The occurrences of the Putumayo have aroused public feeling in Lima... for there has always existed a party protesting against the abuses practised upon the Indians. ... The subject must not be allowed to sink into oblivion, and the pressure of public opinion must be sustained.
Reginald Enock. “Introduction,”W. E. Hardenberg, The Putumayo, the devil's paradise; travels in the Peruvian Amazon region and an account of the atrocities committed upon the Indians therein." Edited and with an introduction by C. Reginal Enock, F.R.G.S. T. Fischer Unwin; London: Adephi Terrace, Leipsic: Inselstrasse 2C . 1912.

The rubber boom ended in Iquitos 100 years ago, and the city fell into ruin for close to the full century before tourism and oil brought people to the area again, to make money, to build, to last.

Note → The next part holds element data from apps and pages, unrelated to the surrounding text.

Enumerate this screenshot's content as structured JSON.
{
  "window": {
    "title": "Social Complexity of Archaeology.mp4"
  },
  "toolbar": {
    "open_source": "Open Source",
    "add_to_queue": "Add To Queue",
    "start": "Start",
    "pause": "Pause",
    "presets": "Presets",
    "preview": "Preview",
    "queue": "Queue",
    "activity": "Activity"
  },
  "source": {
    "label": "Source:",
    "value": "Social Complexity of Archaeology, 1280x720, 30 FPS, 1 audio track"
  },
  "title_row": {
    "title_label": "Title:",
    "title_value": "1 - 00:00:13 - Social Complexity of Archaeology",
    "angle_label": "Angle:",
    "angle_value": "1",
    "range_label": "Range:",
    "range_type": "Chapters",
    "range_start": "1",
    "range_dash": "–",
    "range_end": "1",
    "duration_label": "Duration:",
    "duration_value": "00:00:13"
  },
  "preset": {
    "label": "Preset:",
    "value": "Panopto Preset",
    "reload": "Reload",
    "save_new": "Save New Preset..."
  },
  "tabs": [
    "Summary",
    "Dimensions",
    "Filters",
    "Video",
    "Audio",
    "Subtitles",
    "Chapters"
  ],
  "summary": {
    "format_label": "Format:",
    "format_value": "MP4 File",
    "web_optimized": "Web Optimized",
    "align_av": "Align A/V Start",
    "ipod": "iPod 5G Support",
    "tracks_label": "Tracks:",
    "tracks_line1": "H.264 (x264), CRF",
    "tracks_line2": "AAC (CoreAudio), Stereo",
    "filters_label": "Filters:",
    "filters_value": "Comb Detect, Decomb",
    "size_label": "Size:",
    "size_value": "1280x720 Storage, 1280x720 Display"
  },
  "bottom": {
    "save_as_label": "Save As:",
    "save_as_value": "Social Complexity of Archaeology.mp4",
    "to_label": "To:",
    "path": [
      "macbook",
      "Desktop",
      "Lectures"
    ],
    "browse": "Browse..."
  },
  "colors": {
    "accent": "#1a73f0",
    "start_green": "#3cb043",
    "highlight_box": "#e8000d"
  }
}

The moral course is trod one step at a time, sometimes “One step forward, two steps back,” as Lenin notes; and as one of his more evil acolytes furthered, to circumvent humanness, one attempts a “Great Leap Forward.” Those steps often lead to entry into the heart of darkness where man stands alone as his own god, unrestrained by his fellows, pursuing his own idols built to honor himself, the result being the City of Death ruled by a toad. It must collapse. Murder cannot prevail. The boom must burst. Today Iquitos is a thriving city of half a million people, relatively prosperous, making money bit by bit without the burden of madness descending on the few who, unsupervised by ordinary morality among men, run amok in the wild and destroy. From a city of 20,000 in which some lit cigars with hundred dollar bills while others were enslaved and mutilated and murdered for the sake of theft, there is a city full of people engaged in the Modern, growing more prosperous daily, moving incrementally toward-- a new sewer system!

Theft, rapine, and murder enriched a few for a short few years. Honest industry enriches a large city forever. For that one might grudgingly thank the numerous hippies who arrive today in the city of Iquitos to take drugs. Capitalism and its spirit, profit, work miracles unknown to the man driven into himself alone. That man without other men held worthy of trust and dignity cannot be a man but only a monster is a lesson viewed clearly in the heart of darkness. That man will collapse into his own Hell.

In the aftermath of the Rubber Boom the city of Iquitos went from a population of 20,000 to roughly 200. Today the city is close to half a million people living in something approaching Modernity. It ain't so perfect. Some things could stand some improvement. We'll look at the sewer system first, and then we will end this book on Iquitos with a look at the ayahuasca trade that has such a great impact on the city. The robbery of the rubber trade was “unsustainable” and today it is replaced with private pursuit of happiness, i.e. the successful pursuit of profit, sometimes at the expense of those who seek enlightenment from the darkness of their alien Modernity. Here, Iquitos bounces back. 

 A gentle reminder that my book, An Occasional Walker, is available at the link here:

And here are some reviews and comments on said book: